Update 2020-03-05: Cleaner Withlacoochee Monday, Tuesday; Suwannee unknown 2020-03-03
Whatever the Saturday contamination is, by Monday it had apparently moved downstream from FL 51 (Hal W. Adams bridge between Mayo and Luraville). Unfortunately, it is not expected to dilute or dissipate. More likely it will be unhealthy all the way to the Gulf. You can help.
Katelyn Potter of SRWMD forwarded a message from SRWMD Water Resources Chief Darlene Velez, saying “results below from samples collected Sunday 3/1/2020.”
Suwannee at US90: Fecal – 98 mpn/100ml; E. coli – 172 mpn/100ml
Suwannee at CR250: Fecal – 131 mpn/100ml; E. coli – 116 mpn/100ml
Suwannee at SR51: Fecal – 187 mpn/100ml; E. coli – 114 mpn/100ml
She depicted all those numbers as green. By our color scheme, the 172 E. coli is orange, because it’s higher than the 126 cfu/100 mL that is what longterm averages should be below. See also what do these numbers mean?
I also ran some calculations:
From Withlacoochee (Pinetta) to Suwannee (Ellaville) the dilution factor is 0.49
From Suwannee above Santa Fe River (Luraville) to Suwannee below Santa Fe River (Rock Bluff) the dilution factor is 0.78
We have several springs backflowing now with river levels up, and we are losing approximately 1000cfs to the aquifer between Ellaville and Luraville gages.
On the Suwannee the water velocities are between 1 and 1.5 mph, so the high bacteria we got at SR51 on Saturday morning should be near Manatee Springs tomorrow (Tuesday 3/3) morning and to the Gulf of Mexico sometime Wed (3/4). Based on the dilution factors above the 980 E. coli we got at SR51 is unlikely to be diluted below health threshold below the Santa Fe River.
Please let me know if you have questions.
Water Resources Office Chief
Division of Water and Land Resources
9225 CR 49, Live Oak, FL 32060
Direct Line: 386-647-3122
Valdosta has not yet updated its website to show its Friday February 28 results on the Withlacoochee River.
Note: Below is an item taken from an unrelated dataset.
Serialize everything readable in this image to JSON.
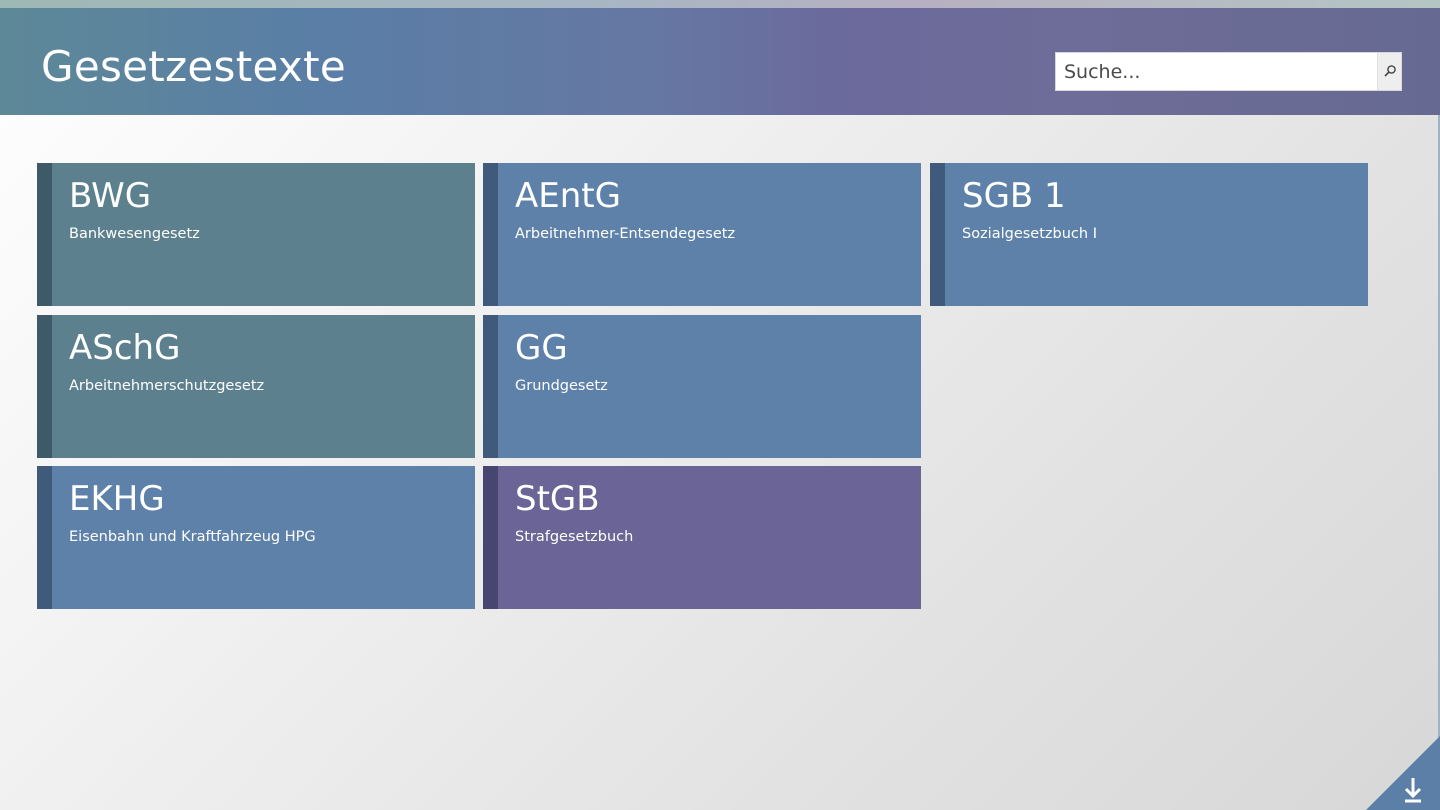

We are also still expecting some WWALS Withlacoochee results from Sunday.
But this picture downstream on the Suwannee River seemed important enough to go ahead and post.
Many people are surprised at all these spikes of contamination moving down the rivers. We have reason to believe this is not a new phenomenon. People haven’t know about it before because there wasn’t enough and frequent enough testing to see it.
Yes, we are working to identify the sources. However, given that some of them appear to be non-point-source agricultural, there may be no quick fixes.
The good news is that if enough testing continues, we will know when the rivers are clean and when they are not.
For the other sources of data and much more context, see the WWALS web page on Water Quality Testing.
Please continue to contact your local and state elected officials in Florida and Georgia to ask for funding and personnel for frequent (several times a week) testing at closely-spaced stations along all our rivers, with timely online publication.
Suzy Hall with a Petrifilm.
Each bacterial test costs $6 for Petrifilms alone.
WWALS is spending about $40 a day on Petrifilms and other materials after this Valdosta spill.
Maybe you want to get trained and help test; if so, follow this link.
-jsq, John S. Quarterman, Suwannee RIVERKEEPER®
You can join this fun and work by becoming a WWALS member today!